This will end up being the main tool that I will use to reverse proxy my requests as well as ensure HTTPS on the requests. It is a wonderful lightweight and easy to customise tool that handles a lot of the grunt work behind the scenes and has modules that you can load to add extra functionality instantly.
This is something new to my repertoire of tools as I have never worked with a message queue before. It will be interesting to figure out how to make it work properly. This might even change in the future if there is a better one that I can use.
Inspired by Christian Lempa's video of a DNS server running in Docker, and the need for me to have some way of resolving my local DNS addresses to the right IP address, I will just be following his tutorials to set up the home networking infrastructure. I am not a networking professional but I think it will be interesting to learn how to set up the home network and get the site to work. I am also not sure if this component is fully necessary as if Caddy can just broadcast to the whole network where to find the correct Docker containers, that would be great. For now, I will keep it in though.

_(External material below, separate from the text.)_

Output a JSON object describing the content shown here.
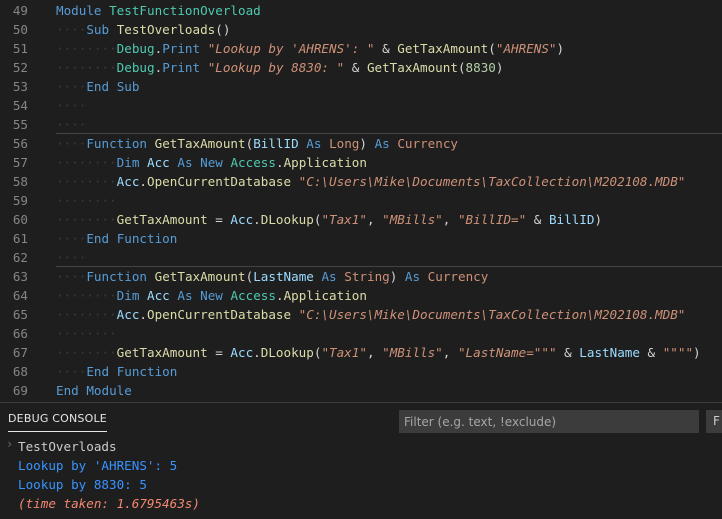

This will be used to host all containers that are running my services as well as the Caddy and DNS instances. It's just a great tool to ensure that all the necessary dependencies for each service are present and do not interfere with other services.
This will be used to manage all the DNS records in the Bind9 server.
Github Actions Self-Hosted
In order for me to package and deploy the services that I am creating quickly and efficiently onto my local network, I will need to run Github Actions on a local runner so that it can easily access the correct docker environment.
For now at least I don't want this infrastructure to be exposed to the internet as that will involve adding additional security measures that I feel I am not equipped to handle at this moment.
Another thing is that I am not sure if putting all the services in Docker will be the right way to go. Christian uses Proxmox to run virtual machines that host his applications and services, which might make it easier for the DNS service and Caddy will only have to worry about reverse proxying on individual machines running a frontend and backend each rather than across multiple Docker services.
A diagram for what I think is the right solution can be found here. It will get updated from time to time as new revisions so it will be helpful for me to learn how things have progressed.
Given that this is a side project for me and will definitely take some time as I have to do my research, I think it will take 6 months or so to be fully set up. I estimate that it will be about 3 months or so for me to set up the infrastructure, a month for the Authentication app and 2 months for the expenses app.
I look forward to getting feedback on this project from people that have walked down this path before, be it improvements that I can make or better ways of achieving what I want to, please feel free to reach out to me at my email. I look forward to this journey to see what we can create at the end of it.